(Items from an interface collection)
☆ ☆ ☆
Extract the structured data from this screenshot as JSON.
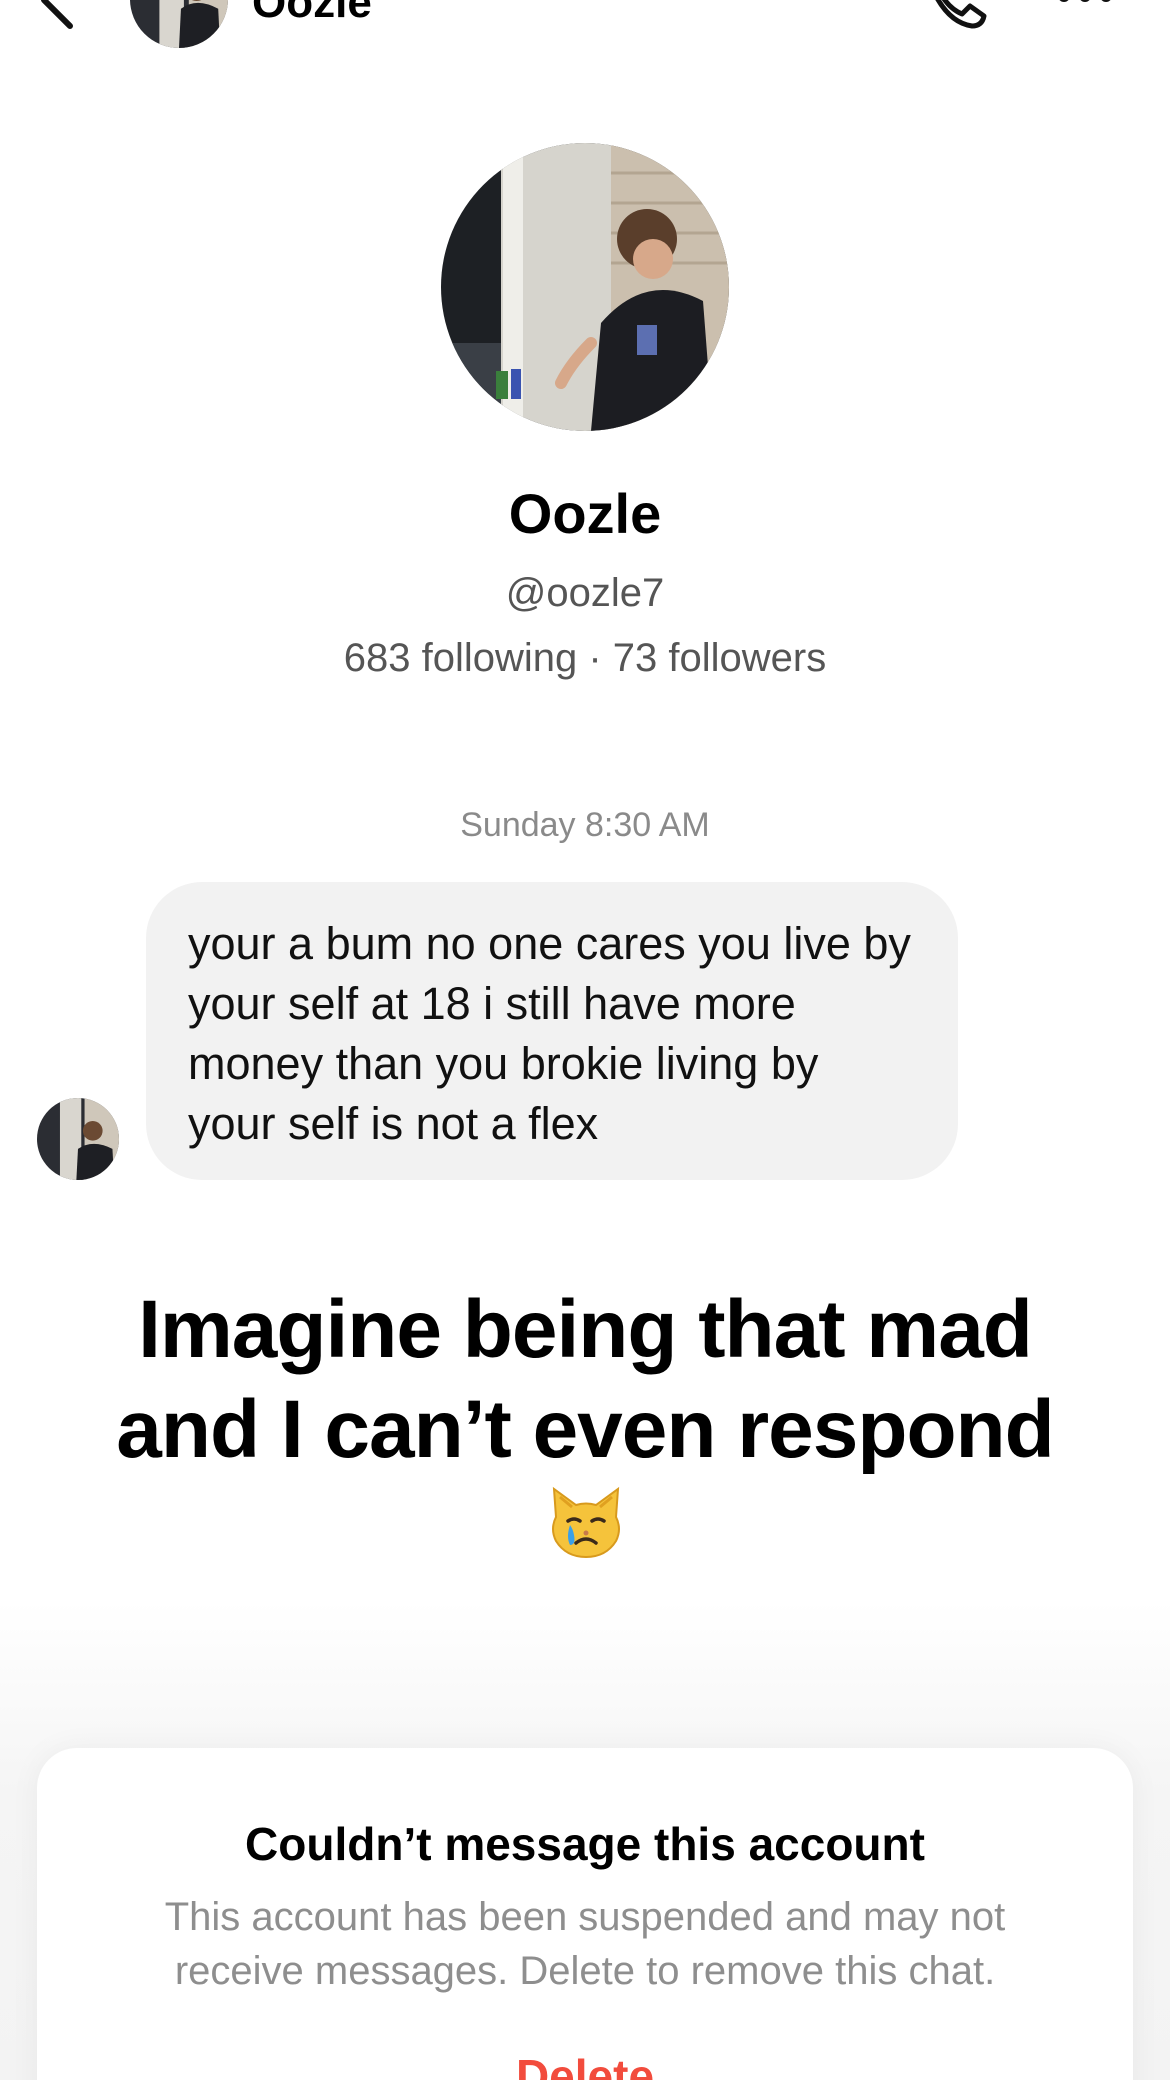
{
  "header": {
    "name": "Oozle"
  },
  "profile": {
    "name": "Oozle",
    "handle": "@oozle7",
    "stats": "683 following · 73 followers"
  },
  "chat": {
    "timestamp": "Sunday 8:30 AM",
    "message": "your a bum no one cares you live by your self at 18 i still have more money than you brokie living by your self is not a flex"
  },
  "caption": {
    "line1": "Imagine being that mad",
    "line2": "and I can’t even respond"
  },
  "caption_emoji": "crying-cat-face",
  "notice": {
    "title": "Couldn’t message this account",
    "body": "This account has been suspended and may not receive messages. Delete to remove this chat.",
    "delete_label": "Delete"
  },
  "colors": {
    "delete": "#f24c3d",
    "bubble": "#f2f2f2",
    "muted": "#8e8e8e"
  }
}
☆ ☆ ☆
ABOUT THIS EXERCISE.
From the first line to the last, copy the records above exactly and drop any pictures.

EXERCISE RESPONSE.
Extract the structured data from this screenshot as JSON.
{
  "header": {
    "name": "Oozle"
  },
  "profile": {
    "name": "Oozle",
    "handle": "@oozle7",
    "stats": "683 following · 73 followers"
  },
  "chat": {
    "timestamp": "Sunday 8:30 AM",
    "message": "your a bum no one cares you live by your self at 18 i still have more money than you brokie living by your self is not a flex"
  },
  "caption": {
    "line1": "Imagine being that mad",
    "line2": "and I can’t even respond"
  },
  "caption_emoji": "crying-cat-face",
  "notice": {
    "title": "Couldn’t message this account",
    "body": "This account has been suspended and may not receive messages. Delete to remove this chat.",
    "delete_label": "Delete"
  },
  "colors": {
    "delete": "#f24c3d",
    "bubble": "#f2f2f2",
    "muted": "#8e8e8e"
  }
}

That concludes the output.